Job Openings Hit Record High in April, Topping 6 Million

Matthew Busch/Bloomberg News

An increase in U.S. job openings in April to a record high indicates demand for workers remains strong in the world’s largest economy while the supply is tightening, a Labor Department report showed June 6.

RELATED: Trucking industry payrolls dip by 100 in May

Highlights of Job Openings

• Number of positions waiting to be filled rose by 259,000 to 6.044 million (estimate 5.75 million), from revised 5.785 million in March, according to the Job Openings and Labor Turnover Survey, or JOLTS.

• Hiring fell to 5.05 million from 5.3 million; hiring rate eased to 3.5% from 3.6%.

• 3.03 million Americans quit their jobs, down from 3.14 million; quits rate fell to 2.1% from 2.2%.

RELATED: Jobless claims remain low even with biggest rise in a month

Key Takeaways

The increase in help-wanted signs, coupled with a decline in hiring, may indicate that companies are increasingly dealing with a shortage of qualified workers as the job market tightens.

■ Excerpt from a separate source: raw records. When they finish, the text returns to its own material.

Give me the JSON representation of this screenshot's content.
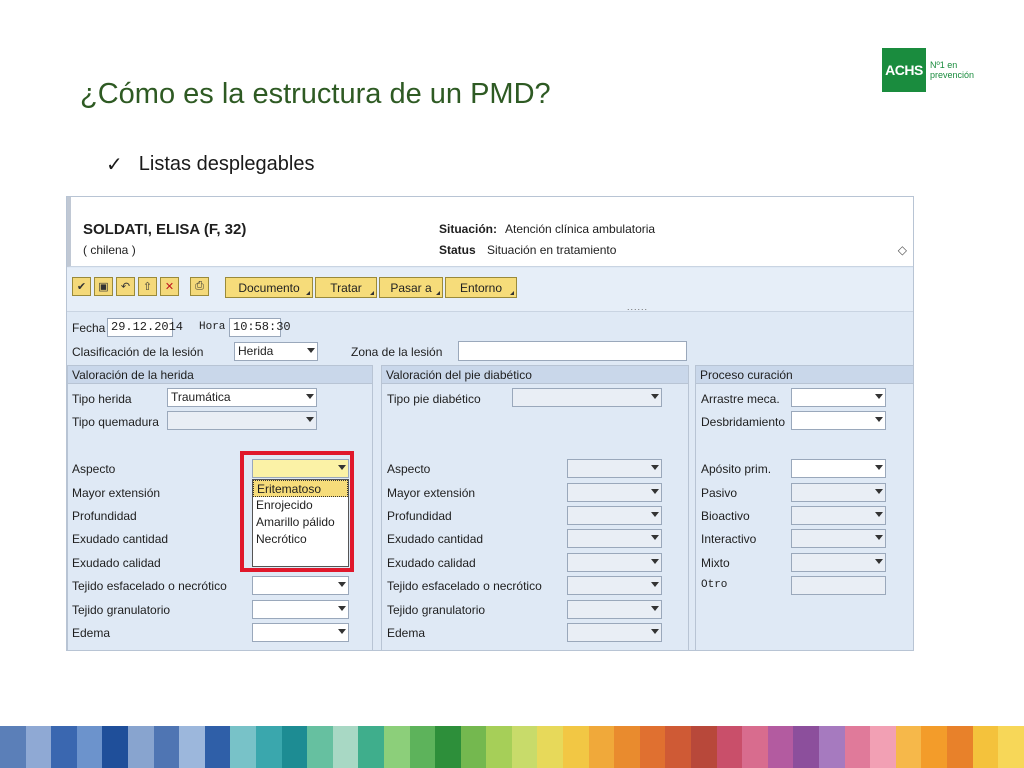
{
  "slide": {
    "title": "¿Cómo es la estructura de un PMD?",
    "bullet_check": "✓",
    "bullet": "Listas desplegables",
    "logo_text": "ACHS",
    "logo_tag_1": "Nº1 en",
    "logo_tag_2": "prevención"
  },
  "patient": {
    "name": "SOLDATI, ELISA (F, 32)",
    "nationality": "( chilena )",
    "situacion_label": "Situación:",
    "situacion_value": "Atención clínica ambulatoria",
    "status_label": "Status",
    "status_value": "Situación en tratamiento"
  },
  "toolbar": {
    "buttons": [
      "Documento",
      "Tratar",
      "Pasar a",
      "Entorno"
    ],
    "icons": [
      "save-check-icon",
      "save-icon",
      "back-icon",
      "exit-icon",
      "cancel-icon",
      "print-icon"
    ],
    "dots": "......"
  },
  "header_fields": {
    "fecha_label": "Fecha",
    "fecha_value": "29.12.2014",
    "hora_label": "Hora",
    "hora_value": "10:58:30",
    "clasificacion_label": "Clasificación de la lesión",
    "clasificacion_value": "Herida",
    "zona_label": "Zona de la lesión",
    "zona_value": ""
  },
  "panels": {
    "herida": {
      "title": "Valoración de la herida",
      "tipo_herida_label": "Tipo herida",
      "tipo_herida_value": "Traumática",
      "tipo_quemadura_label": "Tipo quemadura",
      "rows": [
        "Aspecto",
        "Mayor extensión",
        "Profundidad",
        "Exudado cantidad",
        "Exudado calidad",
        "Tejido esfacelado o necrótico",
        "Tejido granulatorio",
        "Edema"
      ]
    },
    "pie": {
      "title": "Valoración del pie diabético",
      "tipo_pie_label": "Tipo pie diabético",
      "rows": [
        "Aspecto",
        "Mayor extensión",
        "Profundidad",
        "Exudado cantidad",
        "Exudado calidad",
        "Tejido esfacelado o necrótico",
        "Tejido granulatorio",
        "Edema"
      ]
    },
    "curacion": {
      "title": "Proceso curación",
      "top_rows": [
        "Arrastre meca.",
        "Desbridamiento"
      ],
      "rows": [
        "Apósito prim.",
        "Pasivo",
        "Bioactivo",
        "Interactivo",
        "Mixto",
        "Otro"
      ]
    }
  },
  "dropdown": {
    "options": [
      "Eritematoso",
      "Enrojecido",
      "Amarillo pálido",
      "Necrótico"
    ],
    "selected": "Eritematoso"
  },
  "colors": {
    "title_green": "#2e5a23",
    "logo_green": "#1a8c3e",
    "highlight_red": "#e0182b",
    "sap_button": "#f6dc7a",
    "panel_bg": "#dfe9f5"
  },
  "footer_stripe_colors": [
    "#5b7fb8",
    "#8fa9d4",
    "#3a67b0",
    "#6c93cc",
    "#1f4f9a",
    "#88a4cf",
    "#4f75b3",
    "#9cb7dc",
    "#2f5fa8",
    "#78c2c8",
    "#3aa7ad",
    "#1d8c93",
    "#66c0a0",
    "#a8d8c4",
    "#3fae8c",
    "#8ccf7a",
    "#5db35b",
    "#2d8f3a",
    "#74b84f",
    "#a6cf58",
    "#c8db6a",
    "#e7d95a",
    "#f2c744",
    "#f0a93a",
    "#e98b2e",
    "#e07030",
    "#cf5a35",
    "#b8483a",
    "#c94f6a",
    "#d86c8e",
    "#b35ba0",
    "#8c4f9c",
    "#a67abf",
    "#e07a9a",
    "#f2a0b4",
    "#f6b84a",
    "#f39c2a",
    "#e8812a",
    "#f4c23c",
    "#f7d758"
  ]
}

The figures are in sync with the overall picture of a labor market that continues to be resilient, helping boost consumer spending and contributing to the economy’s rebound this quarter.

Figures released the week ended June 3, showed the unemployment rate fell to a 16-year low of 4.3% in May even as hiring cooled.

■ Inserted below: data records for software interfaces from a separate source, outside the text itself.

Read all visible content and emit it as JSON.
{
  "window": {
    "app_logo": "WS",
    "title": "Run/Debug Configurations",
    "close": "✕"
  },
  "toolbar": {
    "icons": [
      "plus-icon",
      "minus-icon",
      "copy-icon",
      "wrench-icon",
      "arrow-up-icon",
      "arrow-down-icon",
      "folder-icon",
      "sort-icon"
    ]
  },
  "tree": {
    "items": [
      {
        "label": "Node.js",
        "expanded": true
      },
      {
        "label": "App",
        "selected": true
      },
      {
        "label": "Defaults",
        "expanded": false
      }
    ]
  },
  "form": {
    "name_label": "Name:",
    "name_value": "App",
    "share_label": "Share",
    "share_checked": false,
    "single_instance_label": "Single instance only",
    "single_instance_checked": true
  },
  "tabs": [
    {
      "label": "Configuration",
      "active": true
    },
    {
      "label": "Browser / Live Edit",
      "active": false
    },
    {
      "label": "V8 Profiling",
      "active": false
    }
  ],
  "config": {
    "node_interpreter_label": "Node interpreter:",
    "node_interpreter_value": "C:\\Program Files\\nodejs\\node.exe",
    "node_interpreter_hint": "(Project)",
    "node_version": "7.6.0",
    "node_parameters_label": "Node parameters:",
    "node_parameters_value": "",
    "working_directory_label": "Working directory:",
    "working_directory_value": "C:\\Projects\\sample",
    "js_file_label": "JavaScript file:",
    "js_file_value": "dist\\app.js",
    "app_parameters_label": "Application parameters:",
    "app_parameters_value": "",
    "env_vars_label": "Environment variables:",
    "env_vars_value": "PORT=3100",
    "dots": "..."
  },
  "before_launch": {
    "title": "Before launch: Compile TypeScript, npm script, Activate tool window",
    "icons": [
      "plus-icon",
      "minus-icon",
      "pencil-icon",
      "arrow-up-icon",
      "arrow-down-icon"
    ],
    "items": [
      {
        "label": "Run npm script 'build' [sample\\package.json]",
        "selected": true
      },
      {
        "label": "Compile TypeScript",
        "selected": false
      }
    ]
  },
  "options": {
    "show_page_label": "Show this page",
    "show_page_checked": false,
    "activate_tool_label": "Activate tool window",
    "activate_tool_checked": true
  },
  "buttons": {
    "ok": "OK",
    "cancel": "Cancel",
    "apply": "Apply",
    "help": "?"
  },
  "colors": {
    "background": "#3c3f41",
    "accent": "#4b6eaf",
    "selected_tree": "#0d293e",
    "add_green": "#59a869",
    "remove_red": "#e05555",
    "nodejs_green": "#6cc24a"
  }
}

Other Details

• Layoffs fell to 1.59 million from 1.66 million.

• There were 1.2 unemployed people vying for every opening in April, compared with 1.9 people when the recession began at the end of 2007.

• Accommodation and food services, construction and financial activities were among industries posting increased openings; vacancies declined in manufacturing and retail.

• In the 12 months through April, the economy created a net 2.2 million jobs, representing 62.9 million hires and 60.7 million separations.

• Although it lags the Labor Department’s other jobs data by a month, the JOLTS report adds context to monthly payrolls figures by measuring dynamics such as resignations, help-wanted ads and the pace of hiring.